By Cancer Hope Network volunteer, Lynne D. Feldman
My doctor had just reviewed my latest mammogram results and found my remaining breast was healthy, and the opposite side showed no sign of metastasis. It had been 3 1/2 years since we first met and he became my breast cancer surgeon. His soft demeanor had been so comforting to me, and his words today were uttered in the same gracious tone.
“You will not be seeing me again, Lynne, since you are now graduated to the survivor class of patients. You need not come back for one year, and you will be seen by nurse-practitioners who will monitor you. Of course, if anything bad happens, I will once again be there for you.”
I had a mixture of feelings. Survivor? Not being under his careful oversight again? I can wait for an entire year to be rechecked? Good news, certainly, but news of graduating into the survivor class did not make me feel more comforted.

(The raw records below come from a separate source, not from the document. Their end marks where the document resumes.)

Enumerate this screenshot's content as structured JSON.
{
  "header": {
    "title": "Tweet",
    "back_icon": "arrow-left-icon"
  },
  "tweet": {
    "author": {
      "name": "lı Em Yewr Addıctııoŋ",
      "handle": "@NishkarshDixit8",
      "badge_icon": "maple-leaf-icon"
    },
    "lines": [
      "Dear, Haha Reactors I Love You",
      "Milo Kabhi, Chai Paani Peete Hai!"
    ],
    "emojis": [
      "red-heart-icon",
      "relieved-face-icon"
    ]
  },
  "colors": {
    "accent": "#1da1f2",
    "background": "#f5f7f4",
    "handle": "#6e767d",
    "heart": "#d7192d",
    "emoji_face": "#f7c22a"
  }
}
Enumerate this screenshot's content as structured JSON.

I knew that most breast cancer metastases occur between Year 3 and Year 5 after diagnosis. What he was telling me was that statistically I was out of danger of cancer occurring in the other breast. But I still had to be followed by my oncologist on a more frequent schedule until we could breathe a marginal sigh of relief in November, 2015.

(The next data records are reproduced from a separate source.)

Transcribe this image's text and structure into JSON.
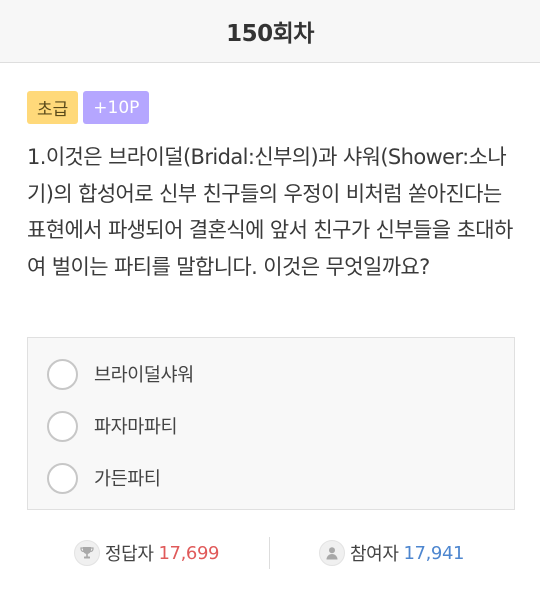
{
  "header": {
    "title": "150회차"
  },
  "badges": {
    "level": "초급",
    "points": "+10P"
  },
  "question": {
    "text": "1.이것은 브라이덜(Bridal:신부의)과 샤워(Shower:소나기)의 합성어로 신부 친구들의 우정이 비처럼 쏟아진다는 표현에서 파생되어 결혼식에 앞서 친구가 신부들을 초대하여 벌이는 파티를 말합니다. 이것은 무엇일까요?"
  },
  "options": [
    {
      "label": "브라이덜샤워"
    },
    {
      "label": "파자마파티"
    },
    {
      "label": "가든파티"
    }
  ],
  "stats": {
    "correct_label": "정답자",
    "correct_value": "17,699",
    "participants_label": "참여자",
    "participants_value": "17,941"
  },
  "colors": {
    "level_badge": "#ffd97a",
    "point_badge": "#b5a6ff",
    "correct_value": "#e05a5a",
    "participants_value": "#4d86cf"
  },
  "icons": {
    "correct": "trophy-icon",
    "participants": "person-icon"
  }
}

In my soon-to-be-published book, INTEGRAL HEALING, I report how I struggled with that term “cancer survivor.” Ever since I heard the quip that no one is a cancer survivor until they die of something else, I’ve taken offense at the term. Overly optimistic, I thought. Not really helpful for a 68 year old woman where the odds are against me about recurrence. Don’t get me relaxed and happy unless you can swear I won’t confront cancer anywhere else, ever.
Yet the American Cancer Society offered me a different perspective on the word. Every day past your surgery is a day that you have survived cancer. The word “survive” means “to live beyond”, “to outlive.” Forget the three years, the five years, the ten years after diagnosis. Every day I am alive with hope and plans for that day and for tomorrow, I have survived cancer.
“A person who copes well with difficulties in their life.” It is this vision that the ACS offers to me. I don’t need to wait three or five or twenty years to determine if I am a survivor of my cancer struggles. I need only cope well with the difficulties I had during them.
So here I sit, having finished writing and revising my book as of last month, and I am already arguing with it/myself as I see my construction of my own story change. My interpretation of my life/spiritual/medical journeys has frozen in time and space. As soon as I type a sentence after formulating a thought, I have flash-frozen my feelings about the subject, and am only reporting what my worldview was at that particular moment. It is true at that instant. But just as a river flows, and one cannot step again into the same stream, so another tick of an instant can change my perspective. I am several months past when I finished writing the book, and already my view of the term “cancer survivor” has changed.
Time is but the stream I go a-fishing in.
Henry David Thoreau
I no longer have the negative connotation of survivorship as dying of something else. I have argued with myself, researched, read, meditated upon this term, since it is so prominently associated with cancer and illness in general.
“A person who copes well with difficulties in their life.”
That is what I wish for all those challenged by health issues, and what I wish for myself.